The newly renamed Northwest Arkansas National Airport has commissioned a cargo study to examine ways to diversify its revenue sources.
The contract for the study was awarded to Ohio-based Landrum & Brown Inc., one of three companies offering study proposals to the airport. The company is a privately owned consulting firm that serves the commercial aviation segment worldwide, according to its website.
Four airport staff members evaluated the cargo study pitches that Landrum & Brown rated highest, and the airport’s board of directors approved the contract in late October. The cost of the study is $91,320.
Initial data for the study is still being collected. Once the study officially begins, it’s expected to take about 20 weeks to complete.
Northwest Arkansas National Airport is the state’s second-largest airport. Passenger boardings were up nearly 16% in October at 172,931 when compared with the same month a year ago. From January through October, almost 1.54 million passengers boarded flights at the airport, up nearly 17% when compared with the same period in 2018.
The airport changed its name last week to reflect its role and to help in marketing, according to reports in the Northwest Arkansas Democrat-Gazette. Airport officials said the name change will help improve the airport’s initial precept in future endeavours. The airport will keep its XNA designation.
Andrew Branch, chief business development officer for the airport, in response to emailed questions, said the cargo study will help the airport examine potential additional revenue streams.
Today, the airport’s revenue comes from several sources, including airline terminal rent, landing fees, passenger charges, rent from concessions at the airport, rental car fees, parking revenue and land rented for hangars. A cargo facility would see revenue generated from additional sources, including cargo operators paying land rent, building rent and fuel fees to ship out of the airport.
According to Airports Council International-North America, in 2018 Memphis International Airport was the United States’ top airport by cargo, followed by Ted Stevens Anchorage International Airport in Alaska and Louisville International Airport in Kentucky. Air cargo for the year was up 5.1% from 2017.
The cargo study at Northwest Arkansas National Airport will cover among other things the air cargo industry and the Northwest Arkansas Regional Airport market overview; cargo development and strategic assessment; and a cargo demand forecast and capacity analysis.
Michael Webber, associate vice president with Landrum & Brown, said in response to emailed questions that air cargo is carried by passenger aircraft and dedicated cargo planes, with the vast majority carried on freighters run by UPS, FedEx and Amazon.
“Right now, XNA does not have scheduled all-cargo service, and so a major function of the study will be to determine whether that service is lacking because of the carriers’ perception of demand or for a lack of adequate capacity, in which case recommendations may involve development of some mix of aircraft parking ramp, building and in some cases, even the main-deck loaders used to load and unload aircraft,” Webber wrote.

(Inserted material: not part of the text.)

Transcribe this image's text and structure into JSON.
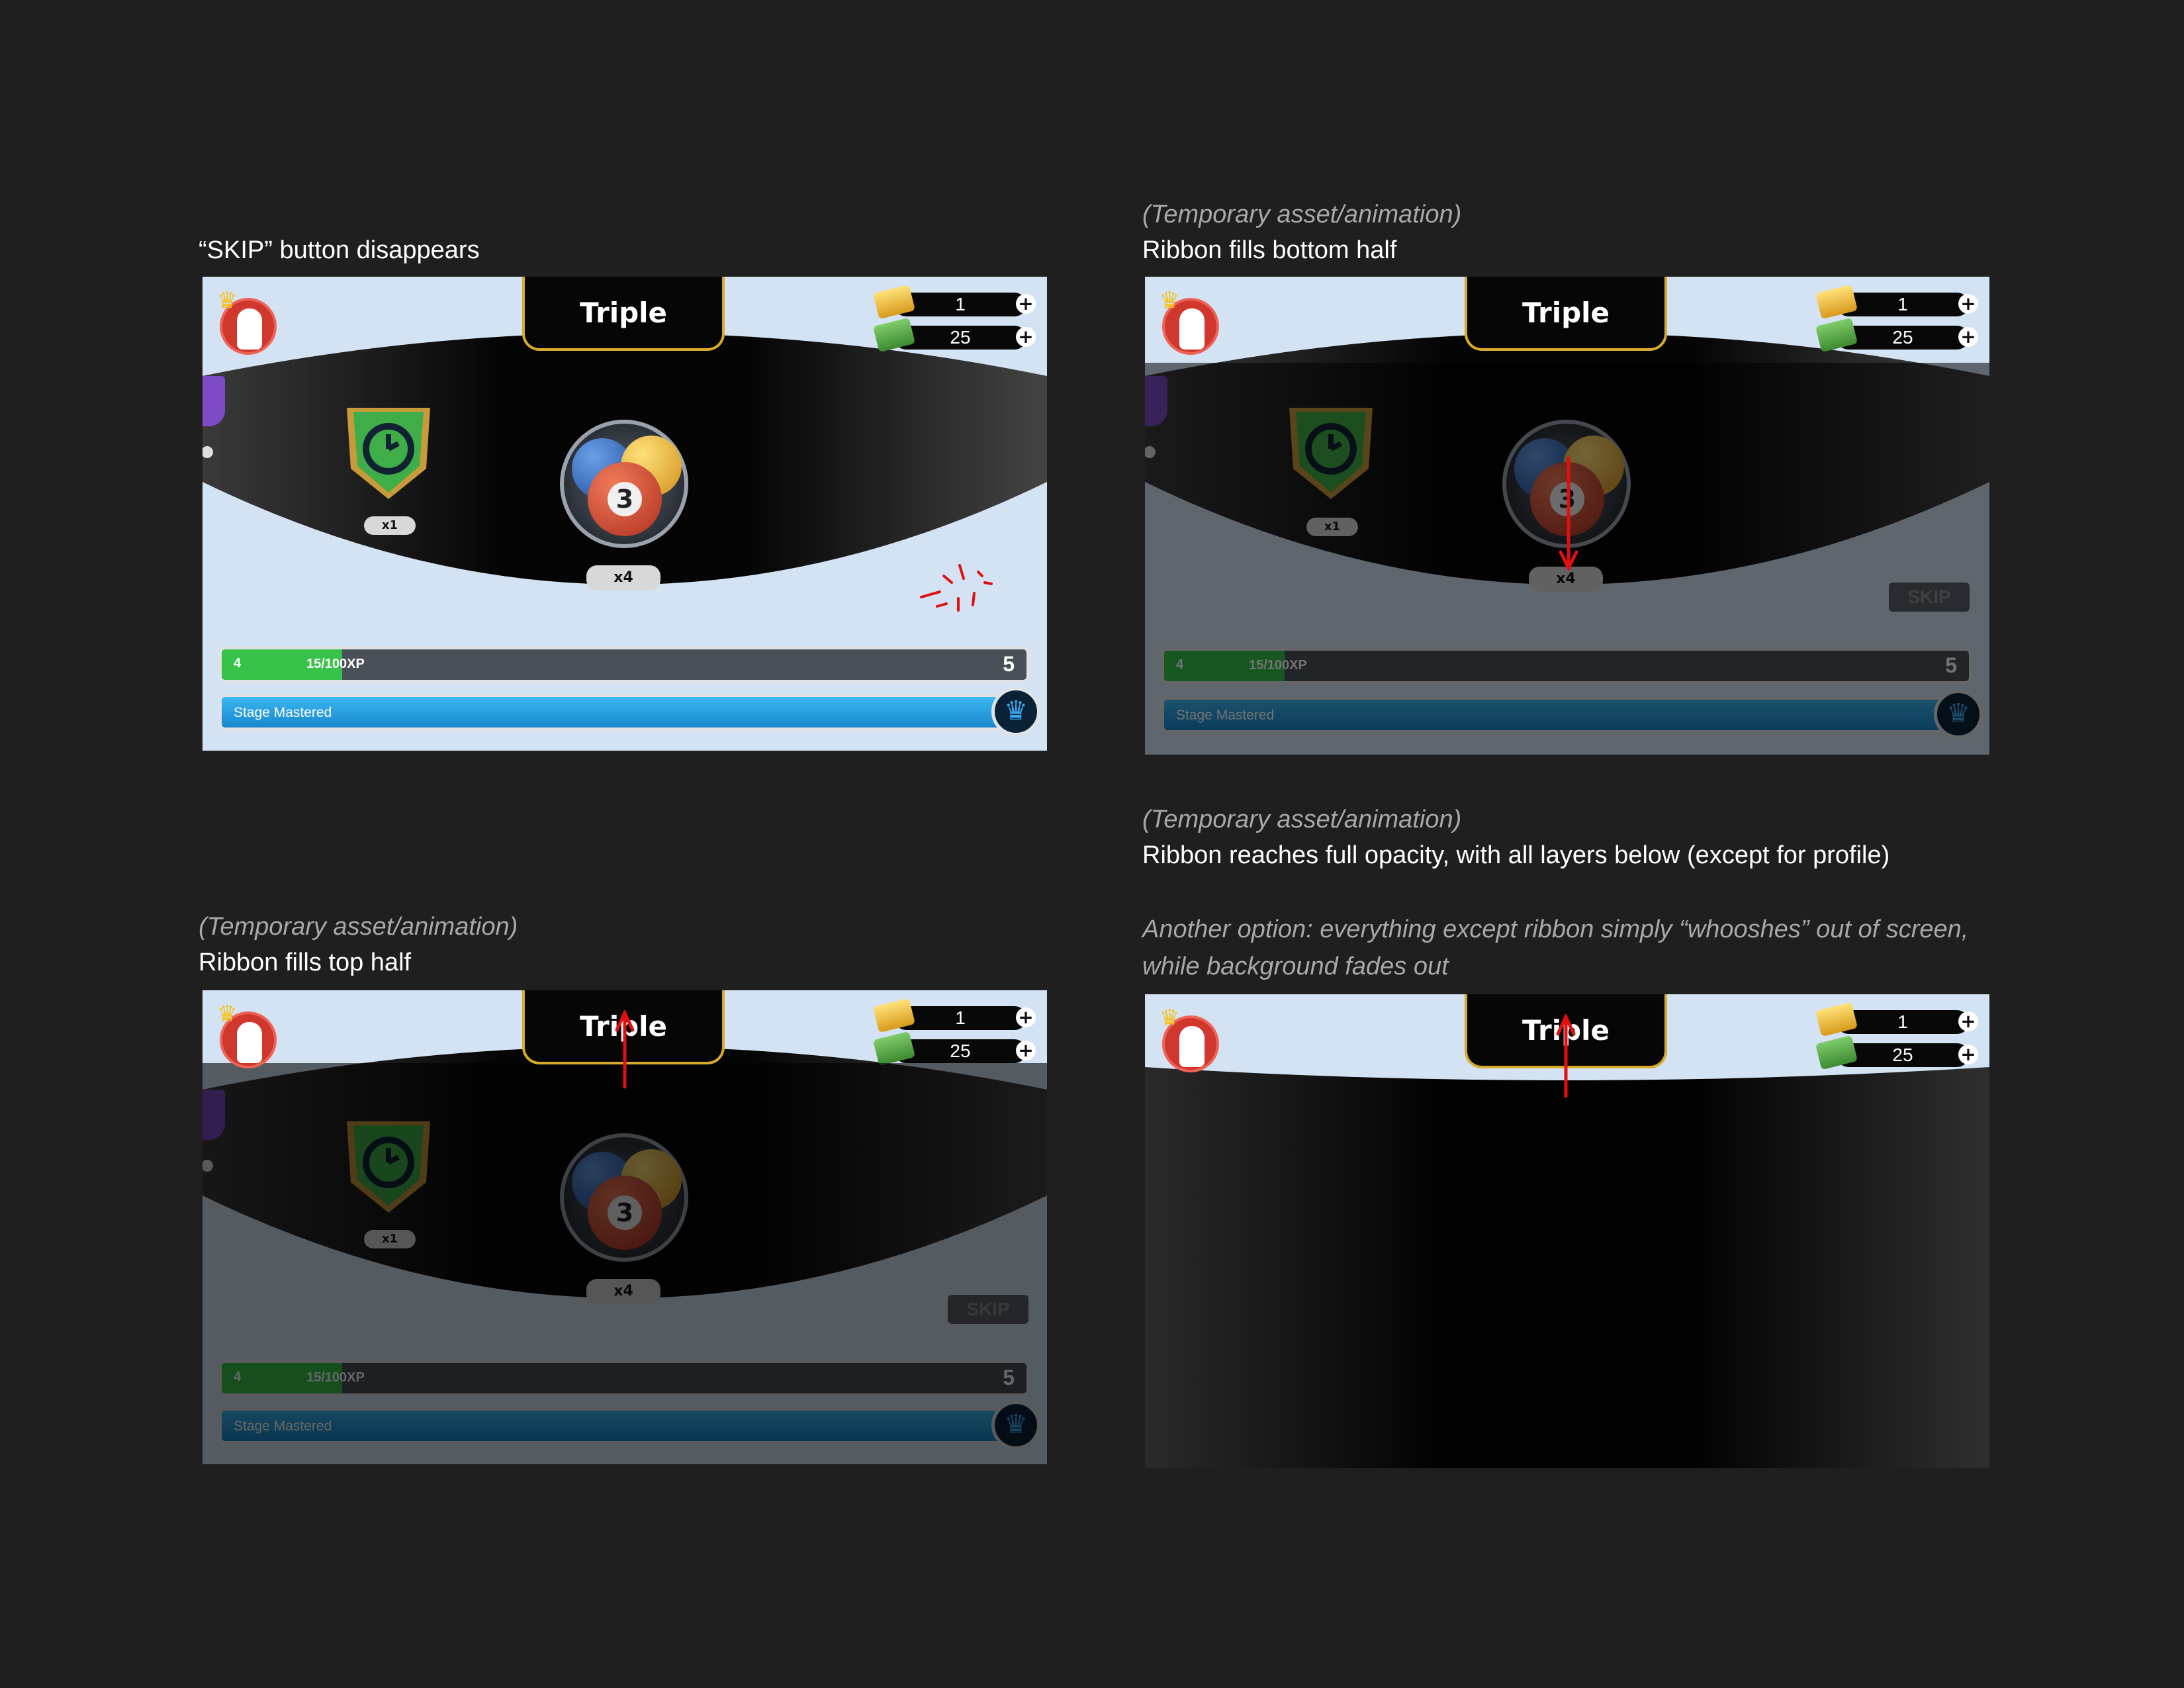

He noted that air cargo operations are an important element of airport operations because it tends to be made up of high-value, low-weight commodities. He said while air cargo makes up only 1% of total cargo transported by all methods, its nearly 40% of the dollar value of all commodities shipped in the U.S.
Branch, the airport’s development officer, said one challenge that Northwest Arkansas National Airport faces as a cargo hub is the road network surrounding the airport, which could be viewed as a deterrent by a potential cargo carrier.
Earlier this month, three potential routes for an improved road to the airport were presented to the public for consideration and comment. A better link-up to Interstate 49 from the airport has been a key concern for decades and is part of the region’s 2040 Metropolitan Transportation Plan.
SundayMonday Business on 12/15/2019